[Start of section]

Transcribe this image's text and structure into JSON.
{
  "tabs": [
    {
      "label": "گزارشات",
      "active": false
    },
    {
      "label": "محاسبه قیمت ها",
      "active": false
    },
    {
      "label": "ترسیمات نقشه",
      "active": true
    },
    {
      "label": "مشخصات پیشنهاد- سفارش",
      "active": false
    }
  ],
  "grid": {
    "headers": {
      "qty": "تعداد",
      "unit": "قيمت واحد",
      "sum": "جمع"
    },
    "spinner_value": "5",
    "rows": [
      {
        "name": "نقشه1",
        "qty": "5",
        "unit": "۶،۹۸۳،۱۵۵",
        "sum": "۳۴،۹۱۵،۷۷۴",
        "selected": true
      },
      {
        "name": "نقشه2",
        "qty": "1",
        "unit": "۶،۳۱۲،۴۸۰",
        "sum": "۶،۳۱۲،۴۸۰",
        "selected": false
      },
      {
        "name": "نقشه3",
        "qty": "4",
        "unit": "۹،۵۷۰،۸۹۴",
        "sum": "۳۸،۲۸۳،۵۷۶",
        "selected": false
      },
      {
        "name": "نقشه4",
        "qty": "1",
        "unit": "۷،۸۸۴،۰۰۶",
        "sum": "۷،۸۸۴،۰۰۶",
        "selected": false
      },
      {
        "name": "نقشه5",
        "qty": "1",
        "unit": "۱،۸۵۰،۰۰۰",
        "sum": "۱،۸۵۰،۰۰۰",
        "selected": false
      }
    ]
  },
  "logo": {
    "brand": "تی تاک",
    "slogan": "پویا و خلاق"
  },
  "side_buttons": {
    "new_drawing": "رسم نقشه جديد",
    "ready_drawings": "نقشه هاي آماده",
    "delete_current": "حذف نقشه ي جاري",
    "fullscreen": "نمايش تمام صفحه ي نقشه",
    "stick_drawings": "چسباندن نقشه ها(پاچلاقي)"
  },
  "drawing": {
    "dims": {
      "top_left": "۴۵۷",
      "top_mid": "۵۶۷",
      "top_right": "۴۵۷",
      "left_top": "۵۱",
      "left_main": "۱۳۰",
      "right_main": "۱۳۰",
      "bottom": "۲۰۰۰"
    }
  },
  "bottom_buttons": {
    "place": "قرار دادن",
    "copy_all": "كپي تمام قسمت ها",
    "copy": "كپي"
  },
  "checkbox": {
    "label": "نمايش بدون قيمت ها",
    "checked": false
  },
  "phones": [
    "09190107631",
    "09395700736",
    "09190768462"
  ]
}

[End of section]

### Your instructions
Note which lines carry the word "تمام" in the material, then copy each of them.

### Result below
    "fullscreen": "نمايش تمام صفحه ي نقشه",
    "copy_all": "كپي تمام قسمت ها",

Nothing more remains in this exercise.